I know a lot of people, especially in and around my age, who will pass along very important info through a text (or break up with someone) but I’ve never understood that myself. Whenever there’s even a possibility that something serious might come up, I call. I consider texting incredibly impersonal (this is actually what I like about texting!) so when I’m discussing something intimate it just seems.. not only inappropriate, but rude, to do anything but call.

jerv's avatar

I have only sent a couple of dozen texts in the last five years. Most of the time, it takes longer to type a quick message than to give a quick call and say a few words. I have had a lot of calls that lasted less than a minute.

The real question here is, “Is there anything that is appropriate to text instead of call?”.

cazzie's avatar

I get really annoyed at my husband about this issue. He wants to hold an entire conversation texting me. He’ll be gone for weeks at a time and I’ll send him a message about the kids after he sends me one of his standard..‘landed safely. how is it going there?’ texts and instead of calling (his work pays for all the calls to it’s not a money thing…) he’ll write a short novel asking all sorts of questions, expecting me to text back answers and carry on the ‘textersation’. I’ve stopped replying when he does that now. If he really wanted to know, he’d call. It gives me the feeling that taking some ‘real’ time for his family is less important than the social time he’s having while he’s away.

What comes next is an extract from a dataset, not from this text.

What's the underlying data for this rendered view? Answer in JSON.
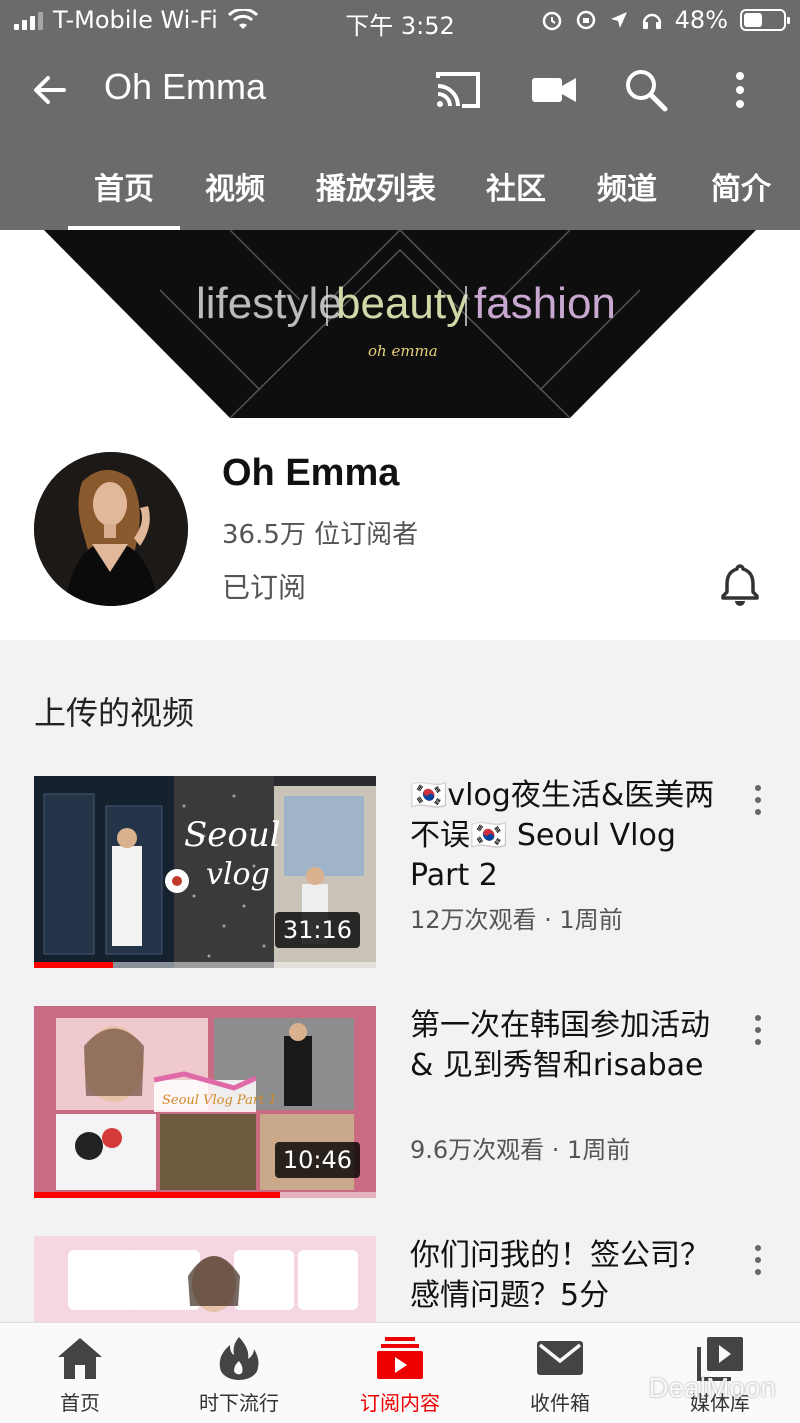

Texting is for reminders about grocery shopping, appointments, social notices you wouldn’t mind hearing over the loudspeaker at work. I want to hear certain things through someone’s voice, not pixels on a screen.

sliceswiththings's avatar

There once was a woman who loved her cat more than anything. She went on vacation to France and left her cat in custody of her daughter. While she was on vacation, this woman received a text from her daughter saying “your cat died.” The shock gave her a heart attack and she ended up in the hospital. The daughter came to visit, and the mother, from her hospital bed, scolded the daughter on the manner that she had delivered the news. She thought it would have been better to receive a card that said “Fluffy’s having a lot of fun chasing birds!” then another card a few days later that said “Fluffy’s having fun playing on the roof!” followed by “Fluffy fell off the roof and broke a couple of ribs.” Finally, she could receive a card saying “Fluffy didn’t make it.” The daughter noted this advice. Since her mother was okay, she went home. The mother continued her vacation. A couple days later she got a card from her daughter saying, “Grandma’s having fun playing on the roof!”

coffeenut's avatar

lol….This seems more of a Twitter job….

perspicacious's avatar

If it’s me you want to communicate with, don’t text because you won’t get a response. Phones are for talking as far as I’m concerned.

jerv's avatar

@perspicacious Exactly! They have a microphone for a reason, and the speaker isn’t there just for ringtones.

perspicacious's avatar

@jerv Glad to see my like-minded friend. I think you know me by this name. :)

Adagio's avatar

@KateTheGreat “Anything exceptionally serious needs to be done over a phone call.”

What about in person, I wouldn’t want bad news transmitted to me over the phone, unless there was physically no other way around it.

KateTheGreat's avatar

@Adagio I kind of worded my answer wrong. If you can do it in person, that is great. But if you are far away from your family like I am, it has to be done over phone.

Answer this question




to answer.
Your answer will be saved while you login or join.

Have a question? Ask Fluther!

What do you know more about?
Knowledge Networking @ Fluther